_INPUT DATA_
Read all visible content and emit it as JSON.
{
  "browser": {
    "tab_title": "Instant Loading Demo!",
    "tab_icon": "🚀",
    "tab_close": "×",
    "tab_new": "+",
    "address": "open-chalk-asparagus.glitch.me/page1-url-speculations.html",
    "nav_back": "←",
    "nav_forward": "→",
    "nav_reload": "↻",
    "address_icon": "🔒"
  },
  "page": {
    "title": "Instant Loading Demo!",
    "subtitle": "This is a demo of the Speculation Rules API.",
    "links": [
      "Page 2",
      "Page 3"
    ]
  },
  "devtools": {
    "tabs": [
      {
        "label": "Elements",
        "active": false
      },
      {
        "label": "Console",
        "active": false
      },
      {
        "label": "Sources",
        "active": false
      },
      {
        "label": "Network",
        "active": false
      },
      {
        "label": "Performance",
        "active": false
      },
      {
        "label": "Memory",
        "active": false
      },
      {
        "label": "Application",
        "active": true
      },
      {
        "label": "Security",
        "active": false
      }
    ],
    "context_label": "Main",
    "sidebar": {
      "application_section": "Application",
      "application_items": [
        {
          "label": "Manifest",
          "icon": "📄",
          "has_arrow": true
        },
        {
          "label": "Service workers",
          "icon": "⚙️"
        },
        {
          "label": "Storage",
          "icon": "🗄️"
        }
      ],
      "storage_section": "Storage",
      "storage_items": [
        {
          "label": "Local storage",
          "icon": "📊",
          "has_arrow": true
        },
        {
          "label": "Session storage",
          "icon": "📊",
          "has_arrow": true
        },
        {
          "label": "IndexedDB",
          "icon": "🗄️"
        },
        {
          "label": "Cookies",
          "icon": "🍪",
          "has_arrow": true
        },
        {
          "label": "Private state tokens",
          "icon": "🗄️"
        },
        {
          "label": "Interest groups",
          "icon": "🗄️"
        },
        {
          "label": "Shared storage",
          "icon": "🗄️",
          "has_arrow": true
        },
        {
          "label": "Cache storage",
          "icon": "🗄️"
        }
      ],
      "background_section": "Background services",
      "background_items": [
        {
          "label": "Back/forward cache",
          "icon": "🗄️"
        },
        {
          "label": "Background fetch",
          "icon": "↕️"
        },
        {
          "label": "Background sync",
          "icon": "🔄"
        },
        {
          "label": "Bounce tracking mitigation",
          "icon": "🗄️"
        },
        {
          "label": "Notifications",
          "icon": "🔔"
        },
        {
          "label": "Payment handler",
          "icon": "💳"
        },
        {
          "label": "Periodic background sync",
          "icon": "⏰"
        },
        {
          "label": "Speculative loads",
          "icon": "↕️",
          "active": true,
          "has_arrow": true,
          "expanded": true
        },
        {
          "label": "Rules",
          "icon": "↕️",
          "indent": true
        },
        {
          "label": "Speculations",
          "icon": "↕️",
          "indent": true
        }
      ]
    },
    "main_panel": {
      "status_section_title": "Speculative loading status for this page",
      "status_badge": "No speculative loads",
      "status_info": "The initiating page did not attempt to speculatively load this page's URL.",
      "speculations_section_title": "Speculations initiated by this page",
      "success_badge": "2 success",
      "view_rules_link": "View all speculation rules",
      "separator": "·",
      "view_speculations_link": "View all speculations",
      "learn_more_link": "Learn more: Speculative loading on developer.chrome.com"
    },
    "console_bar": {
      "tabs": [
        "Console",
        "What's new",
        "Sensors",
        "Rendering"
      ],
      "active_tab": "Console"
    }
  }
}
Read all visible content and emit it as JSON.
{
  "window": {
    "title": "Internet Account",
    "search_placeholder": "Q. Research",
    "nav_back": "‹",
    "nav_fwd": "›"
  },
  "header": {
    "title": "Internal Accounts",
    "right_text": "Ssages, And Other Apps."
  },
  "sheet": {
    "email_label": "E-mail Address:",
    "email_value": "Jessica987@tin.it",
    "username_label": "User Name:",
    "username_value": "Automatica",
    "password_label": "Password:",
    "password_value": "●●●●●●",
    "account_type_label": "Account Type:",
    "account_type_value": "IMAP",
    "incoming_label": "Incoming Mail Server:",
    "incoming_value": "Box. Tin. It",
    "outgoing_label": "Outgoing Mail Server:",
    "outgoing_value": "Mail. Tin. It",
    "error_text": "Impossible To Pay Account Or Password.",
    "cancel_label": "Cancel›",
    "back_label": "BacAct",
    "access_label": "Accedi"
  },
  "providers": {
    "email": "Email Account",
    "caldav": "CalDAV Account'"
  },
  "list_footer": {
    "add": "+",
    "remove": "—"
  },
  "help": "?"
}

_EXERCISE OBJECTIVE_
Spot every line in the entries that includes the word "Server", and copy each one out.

_SOLUTION TO THE PROBLEM_
    "incoming_label": "Incoming Mail Server:",
    "outgoing_label": "Outgoing Mail Server:",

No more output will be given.